HOW TO COMPLETE THIS TASK: Return, from the data below, each line that contains the word "ListItem".

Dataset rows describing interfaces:
★ ★ ★ ★ ★

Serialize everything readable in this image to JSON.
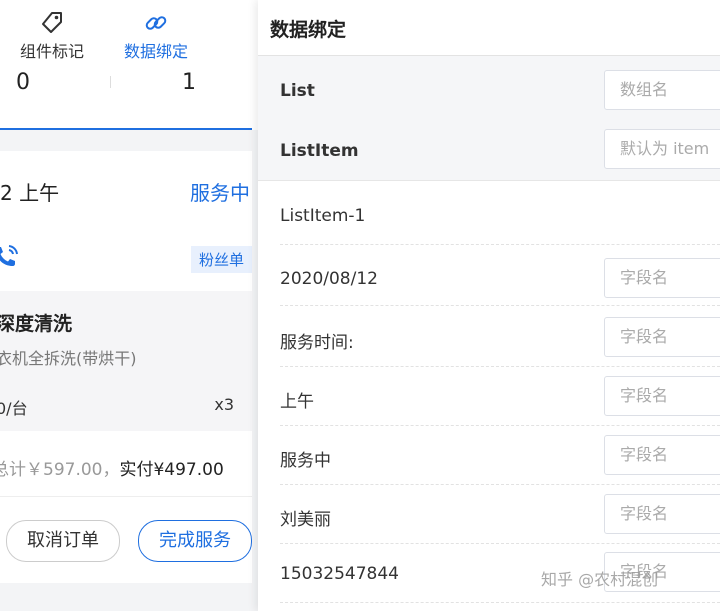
{
  "left": {
    "tabs": [
      {
        "label": "组件标记",
        "icon": "tag-icon"
      },
      {
        "label": "数据绑定",
        "icon": "link-icon"
      }
    ],
    "stats": [
      "0",
      "1"
    ],
    "order": {
      "time": "2 上午",
      "status": "服务中",
      "badge": "粉丝单",
      "service_title": "深度清洗",
      "service_sub": "衣机全拆洗(带烘干)",
      "price": "0/台",
      "qty": "x3",
      "total_prefix": "总计￥597.00，",
      "total_paid": "实付¥497.00",
      "cancel_label": "取消订单",
      "done_label": "完成服务"
    },
    "colors": {
      "accent": "#1f6fe0"
    }
  },
  "panel": {
    "title": "数据绑定",
    "list_label": "List",
    "list_placeholder": "数组名",
    "item_label": "ListItem",
    "item_placeholder": "默认为 item",
    "group_label": "ListItem-1",
    "fields": [
      {
        "label": "2020/08/12",
        "placeholder": "字段名"
      },
      {
        "label": "服务时间:",
        "placeholder": "字段名"
      },
      {
        "label": "上午",
        "placeholder": "字段名"
      },
      {
        "label": "服务中",
        "placeholder": "字段名"
      },
      {
        "label": "刘美丽",
        "placeholder": "字段名"
      },
      {
        "label": "15032547844",
        "placeholder": "字段名"
      }
    ]
  },
  "watermark": "知乎 @农村混创"
}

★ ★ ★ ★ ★

TASK ANSWER:
    "item_label": "ListItem",
    "group_label": "ListItem-1",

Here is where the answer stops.